Defensive tackles are already an almost irrelevant position in IDP leagues unless the leagues are very deep. So, when discussing under the radar/deep stash interior lineman, the focus is solely on the deepest of leagues. 32 team, NFL style leagues are my favorite. If you have a team in this type of league then these players might be worth looking into.

Armon Watts (6.17 MIN)

After only one year as a starter on the defensive line at Arkansas, the Vikings drafted Armon Watts with the 190th overall pick. The 6’4, 300 pound developmental project was not a lock to make the roster, but showed enough in the offseason to make the cut. Watts didn’t get on the field until week 10 and averaged about a dozen snaps per game after that. In week 17, he saw extended time and it looked like the team’s patience was paying off. He finished the season with 13 combined tackles and 1.5 sacks. Watts has a chance to surpass both Jaleel Johnson and Jalyn Holmes on the depth chart and get more playing time in 2020. One quick little nugget; the Vikes hired coach Imarjaye Albury as an assistant defensive line coach, who was a defensive graduate assistant at the University of Arkansas who coached and helped develop Watts prior to the 2019 season.

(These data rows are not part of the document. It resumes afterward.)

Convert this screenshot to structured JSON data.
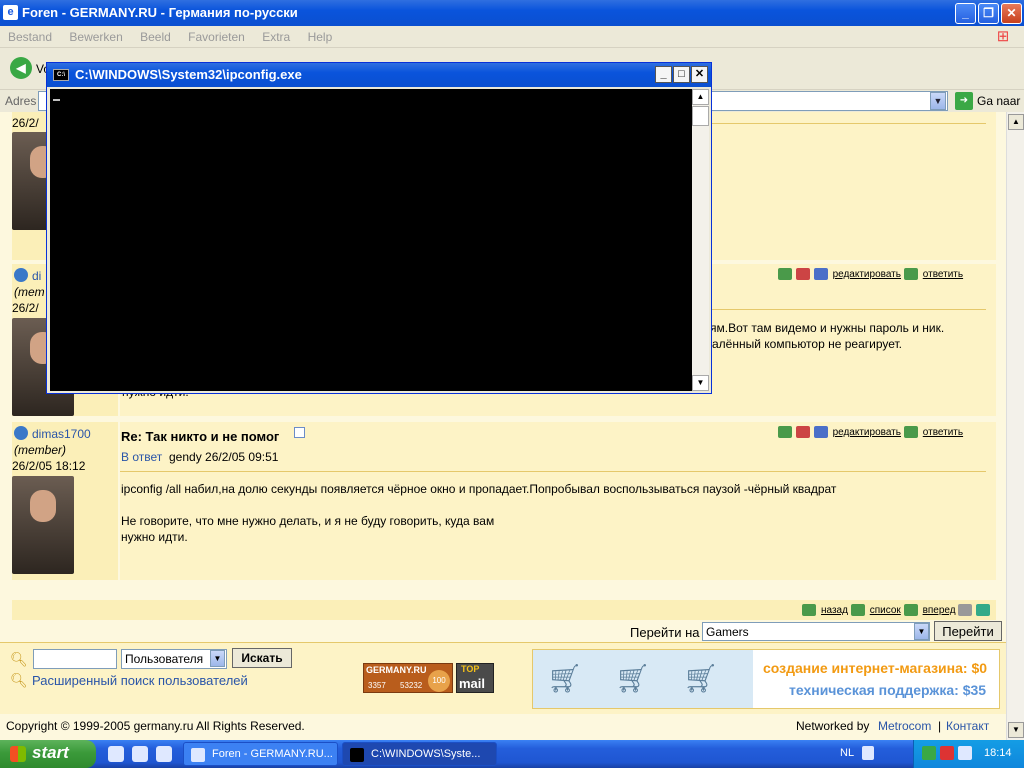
{
  "window": {
    "title": "Foren - GERMANY.RU - Германия по-русски"
  },
  "menu": [
    "Bestand",
    "Bewerken",
    "Beeld",
    "Favorieten",
    "Extra",
    "Help"
  ],
  "toolbar": {
    "back_label": "Vorige"
  },
  "address": {
    "label": "Adres",
    "go_label": "Ga naar"
  },
  "console": {
    "title": "C:\\WINDOWS\\System32\\ipconfig.exe"
  },
  "posts": [
    {
      "date_fragment": "26/2/"
    },
    {
      "user_fragment": "di",
      "role": "(mem",
      "date_fragment": "26/2/",
      "visible_lines": [
        "ям.Вот там видемо и нужны пароль и ник.",
        "алённый компьютор не реагирует."
      ],
      "tail": "нужно идти."
    },
    {
      "user": "dimas1700",
      "role": "(member)",
      "date": "26/2/05 18:12",
      "title": "Re: Так никто и не помог",
      "reply_link": "В ответ",
      "reply_info": "gendy 26/2/05 09:51",
      "text1": "ipconfig /all набил,на долю секунды появляется чёрное окно и пропадает.Попробывал воспользываться паузой -чёрный квадрат",
      "text2": "Не говорите, что мне нужно делать, и я не буду говорить, куда вам",
      "text3": "нужно идти."
    }
  ],
  "post_actions": {
    "edit": "редактировать",
    "reply": "ответить"
  },
  "nav": {
    "back": "назад",
    "list": "список",
    "forward": "вперед"
  },
  "jump": {
    "label": "Перейти на",
    "selected": "Gamers",
    "button": "Перейти"
  },
  "search": {
    "select": "Пользователя",
    "button": "Искать",
    "advanced": "Расширенный поиск пользователей"
  },
  "counter": {
    "site": "GERMANY.RU",
    "a": "3357",
    "b": "53232",
    "top": "TOP",
    "hundred": "100",
    "mail": "mail"
  },
  "banner": {
    "line1": "создание интернет-магазина: $0",
    "line2": "техническая поддержка: $35"
  },
  "footer": {
    "copyright": "Copyright © 1999-2005 germany.ru All Rights Reserved.",
    "networked": "Networked by",
    "metrocom": "Metrocom",
    "sep": "|",
    "contact": "Контакт"
  },
  "taskbar": {
    "start": "start",
    "task1": "Foren - GERMANY.RU...",
    "task2": "C:\\WINDOWS\\Syste...",
    "lang": "NL",
    "time": "18:14"
  },
  "colors": {
    "accent": "#0a54dc",
    "content_bg": "#fdf8de",
    "post_bg": "#fdf3c6",
    "user_bg": "#fbefb8",
    "link": "#2a55a8"
  }
}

Renell Wren (4.23 CIN)

Drafted out of Arizona State in the fourth round, 6’5, 318 pound, Rennel Wren has the physical tools and explosiveness to make it in the NFL. Wren didn’t get a lot of time on the field last year, playing in eleven games, making two starts. He had just 8 total tackles and no sacks, and was placed on injured reserve after week 14 with a hip injury. The Bengals lost defensive tackle Andrew Billings in free agency, but replaced him with former Texan D.J. Reader. The coaching staff made it clear that they are serious about reducing pro bowler Geno Atkin’s playing time so that he can be more efficient, but even with that said, Wren is still pretty deep in the pecking order. As a fourth round pick with his measurables, there should be the opportunity for him to make a push in 2020 for more snaps.

Dontavius Russell (7.21 JAC)

The Jaguars look as if they are re-tooling, since teams don’t like to use the word rebuilding anymore. At 6’2, 323 pounds, Russell was a space-eater for the Auburn Tigers, not a pass rusher. He’s a long shot to be relevant in dynasty leagues, but has a chance to develop into a run stuffing nose tackle for a Jacksonville defense that is weak up the middle.

Kevin Givens (undrafted SFO)

Givens, out of Penn State was undrafted and is undersized at 6’1 and 285 pounds. He projects as an interior lineman with potential that may take a couple years to develop. He has good leverage technique and quick hands. He was on the 49ers practice squad last season and made a brief appearance after injuries to the defense piled up. With the personnel losses of pro bowler DeForest Buckner and Sheldon Day, Givens may be able move up the roster a little earlier than planned.

Bryan Mone (undrafted SEA)

Mone was a four-star prospect coming out of high school before choosing to become a Michigan Wolverine. He was considered to be one of the best defensive players on the team, before he broke his femur in fall camp and missed an entire season. Two years later of solid play as run-stopper, Mone did not hear his name called in the 2019 draft. He signed with the Seahawks and was under their tutelage last season. He is another long shot, but someone to keep an eye on.

IDP Scouting Report:

Part 1: Second Year Linebackers

Part 2: Second Year Defensive Ends

Part 3: Second Year Defensive Tackles

Part 4: Second Year Safeties

Part 5: Second Year Cornerbacks